» **TASK STATEMENT**:
Looking at the entries below, state how many lines contain the word "Specular". Give the number alone.

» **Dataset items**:
━━━━━━━━
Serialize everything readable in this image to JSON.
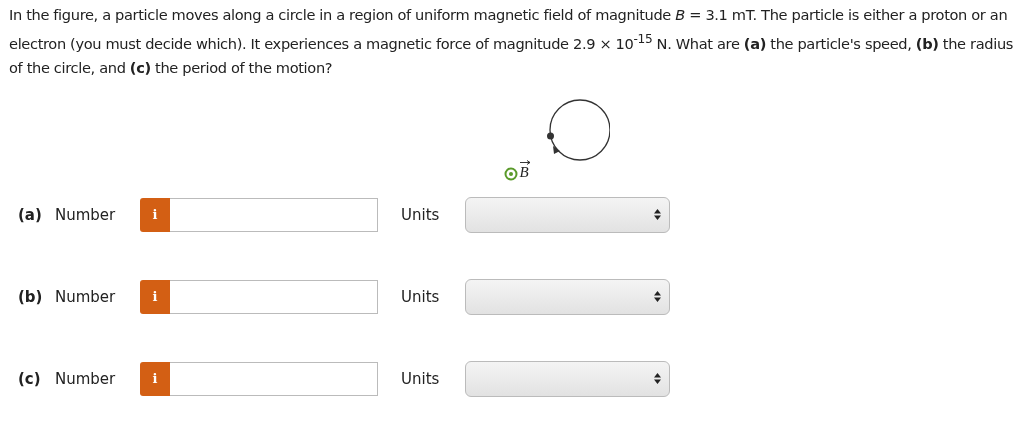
{
  "question": "In the figure, a particle moves along a circle in a region of uniform magnetic field of magnitude *B* = 3.1 mT. The particle is either a proton or an electron (you must decide which). It experiences a magnetic force of magnitude 2.9 × 10$^{-15}$ N. What are **(a)** the particle's speed, **(b)** the radius of the circle, and **(c)** the period of the motion?",
  "figure": {
    "field_label": "B"
  },
  "answers": [
    {
      "part": "(a)",
      "number_label": "Number",
      "info": "i",
      "units_label": "Units"
    },
    {
      "part": "(b)",
      "number_label": "Number",
      "info": "i",
      "units_label": "Units"
    },
    {
      "part": "(c)",
      "number_label": "Number",
      "info": "i",
      "units_label": "Units"
    }
  ]
}
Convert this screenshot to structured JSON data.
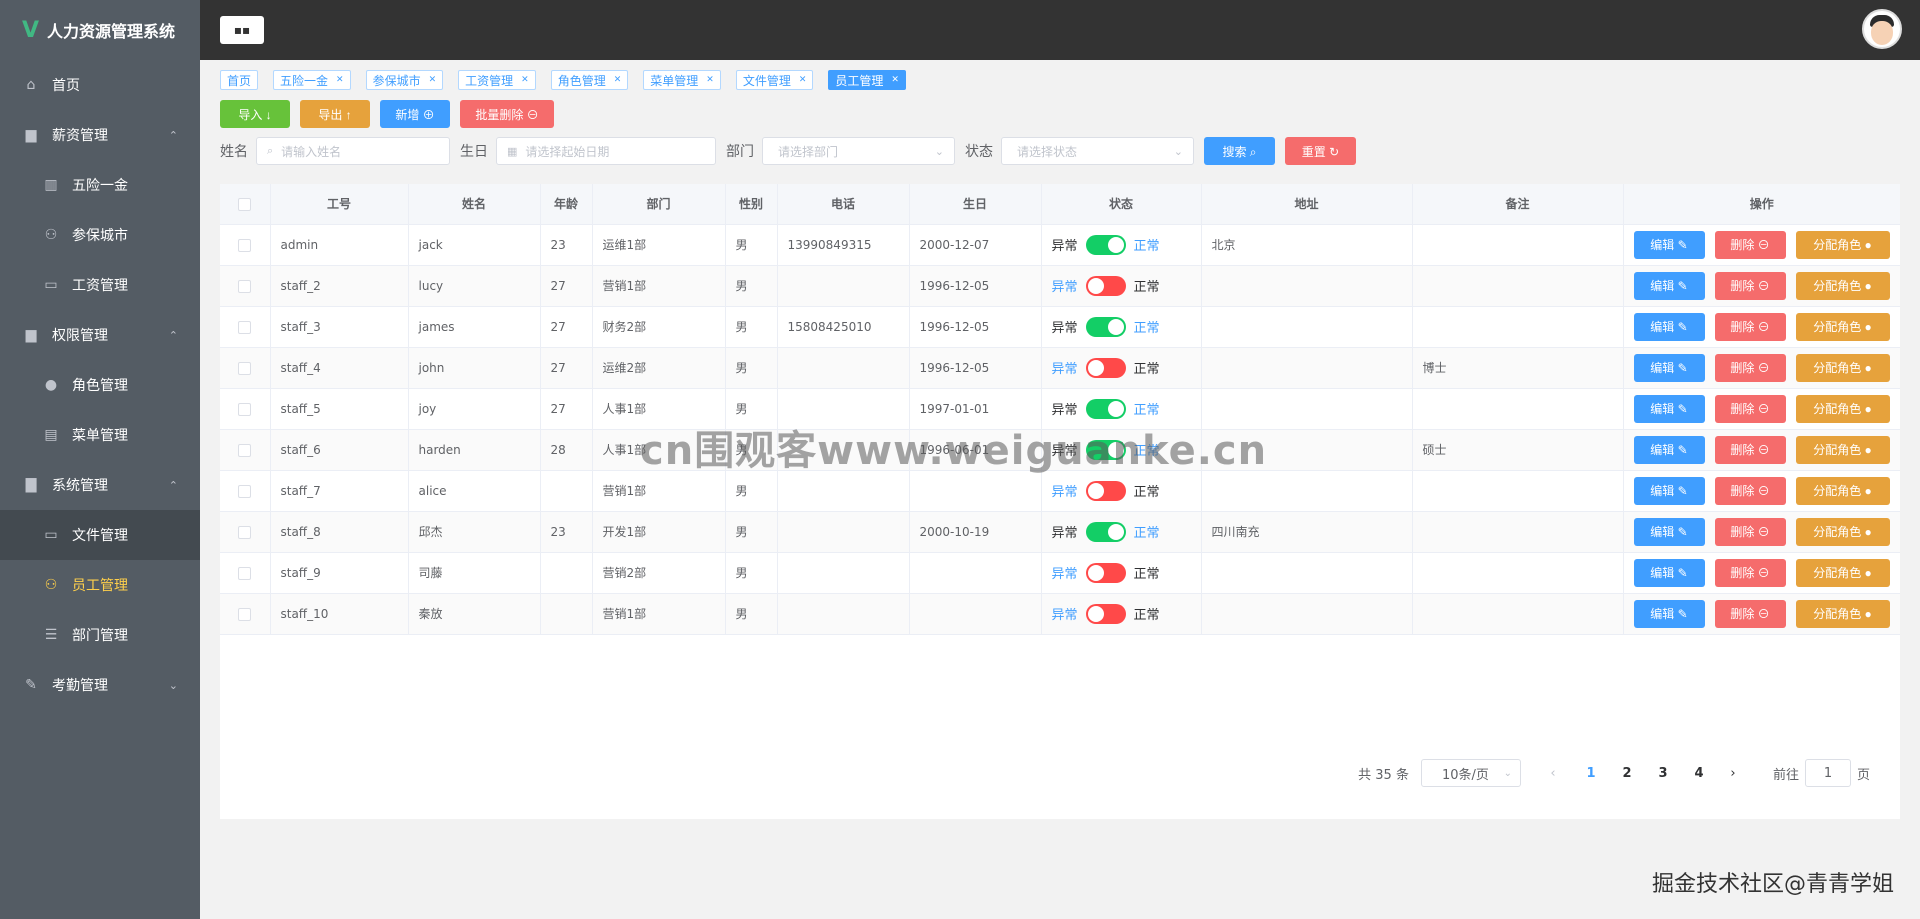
{
  "app": {
    "title": "人力资源管理系统",
    "logo_glyph": "V"
  },
  "sidebar": {
    "items": [
      {
        "label": "首页",
        "icon": "home-icon",
        "glyph": "⌂",
        "type": "top"
      },
      {
        "label": "薪资管理",
        "icon": "briefcase-icon",
        "glyph": "▆",
        "type": "group",
        "arrow": "⌃"
      },
      {
        "label": "五险一金",
        "icon": "bar-chart-icon",
        "glyph": "▥",
        "type": "sub"
      },
      {
        "label": "参保城市",
        "icon": "user-icon",
        "glyph": "⚇",
        "type": "sub"
      },
      {
        "label": "工资管理",
        "icon": "monitor-icon",
        "glyph": "▭",
        "type": "sub"
      },
      {
        "label": "权限管理",
        "icon": "lock-icon",
        "glyph": "▆",
        "type": "group",
        "arrow": "⌃"
      },
      {
        "label": "角色管理",
        "icon": "user-solid-icon",
        "glyph": "●",
        "type": "sub"
      },
      {
        "label": "菜单管理",
        "icon": "document-icon",
        "glyph": "▤",
        "type": "sub"
      },
      {
        "label": "系统管理",
        "icon": "data-icon",
        "glyph": "▇",
        "type": "group",
        "arrow": "⌃"
      },
      {
        "label": "文件管理",
        "icon": "folder-icon",
        "glyph": "▭",
        "type": "sub",
        "highlight": true
      },
      {
        "label": "员工管理",
        "icon": "user-icon",
        "glyph": "⚇",
        "type": "sub",
        "active": true
      },
      {
        "label": "部门管理",
        "icon": "sliders-icon",
        "glyph": "☰",
        "type": "sub"
      },
      {
        "label": "考勤管理",
        "icon": "edit-icon",
        "glyph": "✎",
        "type": "group",
        "arrow": "⌄"
      }
    ]
  },
  "header": {
    "collapse_glyph": "▪▪"
  },
  "tags": [
    {
      "label": "首页",
      "closable": false
    },
    {
      "label": "五险一金",
      "closable": true
    },
    {
      "label": "参保城市",
      "closable": true
    },
    {
      "label": "工资管理",
      "closable": true
    },
    {
      "label": "角色管理",
      "closable": true
    },
    {
      "label": "菜单管理",
      "closable": true
    },
    {
      "label": "文件管理",
      "closable": true
    },
    {
      "label": "员工管理",
      "closable": true,
      "active": true
    }
  ],
  "toolbar": {
    "import_label": "导入 ↓",
    "export_label": "导出 ↑",
    "add_label": "新增 ⊕",
    "batch_delete_label": "批量删除 ⊖"
  },
  "search": {
    "name_label": "姓名",
    "name_placeholder": "请输入姓名",
    "birthday_label": "生日",
    "birthday_placeholder": "请选择起始日期",
    "dept_label": "部门",
    "dept_placeholder": "请选择部门",
    "status_label": "状态",
    "status_placeholder": "请选择状态",
    "search_label": "搜索 ⌕",
    "reset_label": "重置 ↻"
  },
  "table": {
    "headers": [
      "工号",
      "姓名",
      "年龄",
      "部门",
      "性别",
      "电话",
      "生日",
      "状态",
      "地址",
      "备注",
      "操作"
    ],
    "status_off_label": "异常",
    "status_on_label": "正常",
    "edit_label": "编辑 ✎",
    "delete_label": "删除 ⊖",
    "assign_label": "分配角色 ●",
    "rows": [
      {
        "id": "admin",
        "name": "jack",
        "age": "23",
        "dept": "运维1部",
        "gender": "男",
        "phone": "13990849315",
        "birthday": "2000-12-07",
        "on": true,
        "address": "北京",
        "note": ""
      },
      {
        "id": "staff_2",
        "name": "lucy",
        "age": "27",
        "dept": "营销1部",
        "gender": "男",
        "phone": "",
        "birthday": "1996-12-05",
        "on": false,
        "address": "",
        "note": ""
      },
      {
        "id": "staff_3",
        "name": "james",
        "age": "27",
        "dept": "财务2部",
        "gender": "男",
        "phone": "15808425010",
        "birthday": "1996-12-05",
        "on": true,
        "address": "",
        "note": ""
      },
      {
        "id": "staff_4",
        "name": "john",
        "age": "27",
        "dept": "运维2部",
        "gender": "男",
        "phone": "",
        "birthday": "1996-12-05",
        "on": false,
        "address": "",
        "note": "博士"
      },
      {
        "id": "staff_5",
        "name": "joy",
        "age": "27",
        "dept": "人事1部",
        "gender": "男",
        "phone": "",
        "birthday": "1997-01-01",
        "on": true,
        "address": "",
        "note": ""
      },
      {
        "id": "staff_6",
        "name": "harden",
        "age": "28",
        "dept": "人事1部",
        "gender": "男",
        "phone": "",
        "birthday": "1996-06-01",
        "on": true,
        "address": "",
        "note": "硕士"
      },
      {
        "id": "staff_7",
        "name": "alice",
        "age": "",
        "dept": "营销1部",
        "gender": "男",
        "phone": "",
        "birthday": "",
        "on": false,
        "address": "",
        "note": ""
      },
      {
        "id": "staff_8",
        "name": "邱杰",
        "age": "23",
        "dept": "开发1部",
        "gender": "男",
        "phone": "",
        "birthday": "2000-10-19",
        "on": true,
        "address": "四川南充",
        "note": ""
      },
      {
        "id": "staff_9",
        "name": "司藤",
        "age": "",
        "dept": "营销2部",
        "gender": "男",
        "phone": "",
        "birthday": "",
        "on": false,
        "address": "",
        "note": ""
      },
      {
        "id": "staff_10",
        "name": "秦放",
        "age": "",
        "dept": "营销1部",
        "gender": "男",
        "phone": "",
        "birthday": "",
        "on": false,
        "address": "",
        "note": ""
      }
    ]
  },
  "pagination": {
    "total_label": "共 35 条",
    "page_size": "10条/页",
    "prev_glyph": "‹",
    "next_glyph": "›",
    "pages": [
      "1",
      "2",
      "3",
      "4"
    ],
    "current_page": "1",
    "goto_label": "前往",
    "goto_value": "1",
    "page_unit": "页"
  },
  "watermark": "cn围观客www.weiguanke.cn",
  "credit": "掘金技术社区@青青学姐",
  "colors": {
    "sidebar_bg": "#545c64",
    "header_bg": "#333333",
    "primary": "#409eff",
    "success": "#67c23a",
    "warning": "#e6a23c",
    "danger": "#f56c6c",
    "active_menu": "#ffd04b"
  }
}
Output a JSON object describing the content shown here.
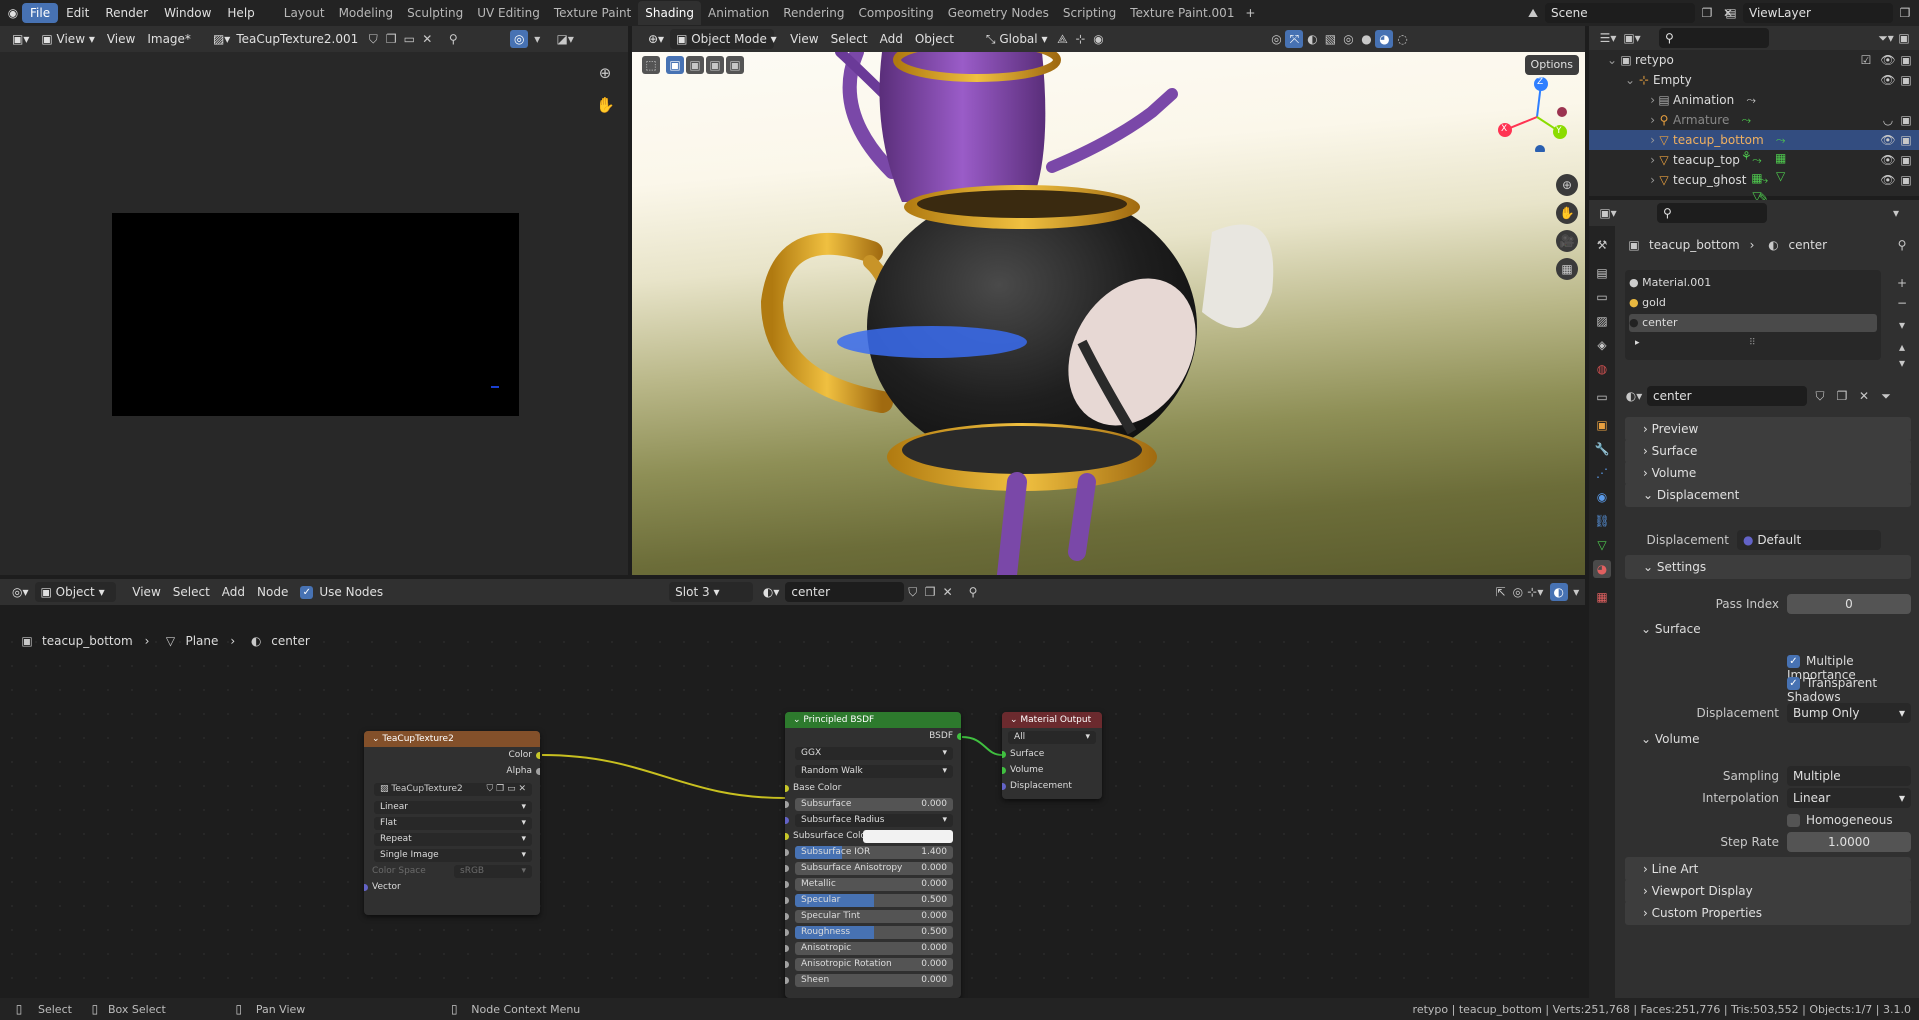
{
  "topbar": {
    "menus": [
      "File",
      "Edit",
      "Render",
      "Window",
      "Help"
    ],
    "workspaces": [
      "Layout",
      "Modeling",
      "Sculpting",
      "UV Editing",
      "Texture Paint",
      "Shading",
      "Animation",
      "Rendering",
      "Compositing",
      "Geometry Nodes",
      "Scripting",
      "Texture Paint.001"
    ],
    "active_workspace": "Shading",
    "scene": "Scene",
    "view_layer": "ViewLayer"
  },
  "image_editor": {
    "view": "View",
    "view2": "View",
    "image_menu": "Image*",
    "image_name": "TeaCupTexture2.001"
  },
  "viewport": {
    "mode": "Object Mode",
    "menus": [
      "View",
      "Select",
      "Add",
      "Object"
    ],
    "orientation": "Global",
    "options": "Options",
    "axes": {
      "x": "X",
      "y": "Y",
      "z": "Z"
    }
  },
  "node_header": {
    "editor": "Object",
    "menus": [
      "View",
      "Select",
      "Add",
      "Node"
    ],
    "use_nodes": "Use Nodes",
    "slot": "Slot 3",
    "material": "center"
  },
  "node_breadcrumb": {
    "object": "teacup_bottom",
    "mesh": "Plane",
    "material": "center"
  },
  "nodes": {
    "texture": {
      "title": "TeaCupTexture2",
      "out_color": "Color",
      "out_alpha": "Alpha",
      "image": "TeaCupTexture2",
      "interpolation": "Linear",
      "projection": "Flat",
      "extension": "Repeat",
      "source": "Single Image",
      "color_space_label": "Color Space",
      "color_space": "sRGB",
      "in_vector": "Vector"
    },
    "bsdf": {
      "title": "Principled BSDF",
      "out": "BSDF",
      "distribution": "GGX",
      "subsurface_method": "Random Walk",
      "base_color": "Base Color",
      "subsurface_radius": "Subsurface Radius",
      "subsurface_color": "Subsurface Colo",
      "rows": [
        {
          "label": "Subsurface",
          "value": "0.000",
          "fill": 0
        },
        {
          "label": "Subsurface IOR",
          "value": "1.400",
          "fill": 0.3
        },
        {
          "label": "Subsurface Anisotropy",
          "value": "0.000",
          "fill": 0
        },
        {
          "label": "Metallic",
          "value": "0.000",
          "fill": 0
        },
        {
          "label": "Specular",
          "value": "0.500",
          "fill": 0.5
        },
        {
          "label": "Specular Tint",
          "value": "0.000",
          "fill": 0
        },
        {
          "label": "Roughness",
          "value": "0.500",
          "fill": 0.5
        },
        {
          "label": "Anisotropic",
          "value": "0.000",
          "fill": 0
        },
        {
          "label": "Anisotropic Rotation",
          "value": "0.000",
          "fill": 0
        },
        {
          "label": "Sheen",
          "value": "0.000",
          "fill": 0
        }
      ]
    },
    "output": {
      "title": "Material Output",
      "target": "All",
      "surface": "Surface",
      "volume": "Volume",
      "displacement": "Displacement"
    }
  },
  "outliner": {
    "rows": [
      {
        "name": "retypo",
        "level": 0
      },
      {
        "name": "Empty",
        "level": 1
      },
      {
        "name": "Animation",
        "level": 2
      },
      {
        "name": "Armature",
        "level": 2
      },
      {
        "name": "teacup_bottom",
        "level": 2
      },
      {
        "name": "teacup_top",
        "level": 2
      },
      {
        "name": "tecup_ghost",
        "level": 2
      }
    ]
  },
  "properties": {
    "breadcrumb_object": "teacup_bottom",
    "breadcrumb_material": "center",
    "slots": [
      "Material.001",
      "gold",
      "center"
    ],
    "material_name": "center",
    "panels": {
      "preview": "Preview",
      "surface": "Surface",
      "volume": "Volume",
      "displacement": "Displacement",
      "settings": "Settings",
      "line_art": "Line Art",
      "viewport_display": "Viewport Display",
      "custom_properties": "Custom Properties"
    },
    "displacement_label": "Displacement",
    "displacement_value": "Default",
    "pass_index_label": "Pass Index",
    "pass_index": "0",
    "surface_sub": "Surface",
    "multiple_importance": "Multiple Importance",
    "transparent_shadows": "Transparent Shadows",
    "disp_method_label": "Displacement",
    "disp_method": "Bump Only",
    "volume_sub": "Volume",
    "sampling_label": "Sampling",
    "sampling": "Multiple Importance",
    "interp_label": "Interpolation",
    "interp": "Linear",
    "homogeneous": "Homogeneous",
    "step_rate_label": "Step Rate",
    "step_rate": "1.0000"
  },
  "statusbar": {
    "select": "Select",
    "box_select": "Box Select",
    "pan_view": "Pan View",
    "context_menu": "Node Context Menu",
    "stats": "retypo | teacup_bottom | Verts:251,768 | Faces:251,776 | Tris:503,552 | Objects:1/7 | 3.1.0"
  },
  "colors": {
    "accent": "#4772b3",
    "texture_node_header": "#83502a",
    "shader_node_header": "#2d7a2d",
    "output_node_header": "#6b2a2e",
    "link_yellow": "#c8c020",
    "link_green": "#40c040"
  }
}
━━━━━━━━
» **REPLY**:
2